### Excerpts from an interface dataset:

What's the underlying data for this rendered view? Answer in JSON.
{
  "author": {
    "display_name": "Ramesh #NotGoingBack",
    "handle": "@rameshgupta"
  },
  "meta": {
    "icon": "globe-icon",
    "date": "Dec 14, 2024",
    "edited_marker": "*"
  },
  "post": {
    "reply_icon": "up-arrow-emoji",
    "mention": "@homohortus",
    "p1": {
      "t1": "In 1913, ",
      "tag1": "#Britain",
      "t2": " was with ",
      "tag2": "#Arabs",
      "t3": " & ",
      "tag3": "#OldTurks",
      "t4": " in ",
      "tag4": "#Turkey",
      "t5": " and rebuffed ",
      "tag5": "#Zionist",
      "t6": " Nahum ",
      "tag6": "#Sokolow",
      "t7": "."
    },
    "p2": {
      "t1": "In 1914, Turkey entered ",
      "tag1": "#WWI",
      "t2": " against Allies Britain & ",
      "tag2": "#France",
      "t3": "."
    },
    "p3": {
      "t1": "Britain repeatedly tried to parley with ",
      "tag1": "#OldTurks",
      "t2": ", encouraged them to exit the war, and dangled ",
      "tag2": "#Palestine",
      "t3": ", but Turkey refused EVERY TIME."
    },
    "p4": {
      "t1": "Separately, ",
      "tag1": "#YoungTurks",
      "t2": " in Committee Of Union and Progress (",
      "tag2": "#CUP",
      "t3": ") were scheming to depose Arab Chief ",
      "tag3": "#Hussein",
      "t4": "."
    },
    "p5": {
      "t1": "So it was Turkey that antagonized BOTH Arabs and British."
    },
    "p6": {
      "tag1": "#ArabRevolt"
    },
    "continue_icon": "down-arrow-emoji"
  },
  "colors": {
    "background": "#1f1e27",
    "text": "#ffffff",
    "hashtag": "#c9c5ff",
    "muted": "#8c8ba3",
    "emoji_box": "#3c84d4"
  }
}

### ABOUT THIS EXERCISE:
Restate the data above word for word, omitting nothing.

### SOLVED EXERCISE:
What's the underlying data for this rendered view? Answer in JSON.
{
  "author": {
    "display_name": "Ramesh #NotGoingBack",
    "handle": "@rameshgupta"
  },
  "meta": {
    "icon": "globe-icon",
    "date": "Dec 14, 2024",
    "edited_marker": "*"
  },
  "post": {
    "reply_icon": "up-arrow-emoji",
    "mention": "@homohortus",
    "p1": {
      "t1": "In 1913, ",
      "tag1": "#Britain",
      "t2": " was with ",
      "tag2": "#Arabs",
      "t3": " & ",
      "tag3": "#OldTurks",
      "t4": " in ",
      "tag4": "#Turkey",
      "t5": " and rebuffed ",
      "tag5": "#Zionist",
      "t6": " Nahum ",
      "tag6": "#Sokolow",
      "t7": "."
    },
    "p2": {
      "t1": "In 1914, Turkey entered ",
      "tag1": "#WWI",
      "t2": " against Allies Britain & ",
      "tag2": "#France",
      "t3": "."
    },
    "p3": {
      "t1": "Britain repeatedly tried to parley with ",
      "tag1": "#OldTurks",
      "t2": ", encouraged them to exit the war, and dangled ",
      "tag2": "#Palestine",
      "t3": ", but Turkey refused EVERY TIME."
    },
    "p4": {
      "t1": "Separately, ",
      "tag1": "#YoungTurks",
      "t2": " in Committee Of Union and Progress (",
      "tag2": "#CUP",
      "t3": ") were scheming to depose Arab Chief ",
      "tag3": "#Hussein",
      "t4": "."
    },
    "p5": {
      "t1": "So it was Turkey that antagonized BOTH Arabs and British."
    },
    "p6": {
      "tag1": "#ArabRevolt"
    },
    "continue_icon": "down-arrow-emoji"
  },
  "colors": {
    "background": "#1f1e27",
    "text": "#ffffff",
    "hashtag": "#c9c5ff",
    "muted": "#8c8ba3",
    "emoji_box": "#3c84d4"
  }
}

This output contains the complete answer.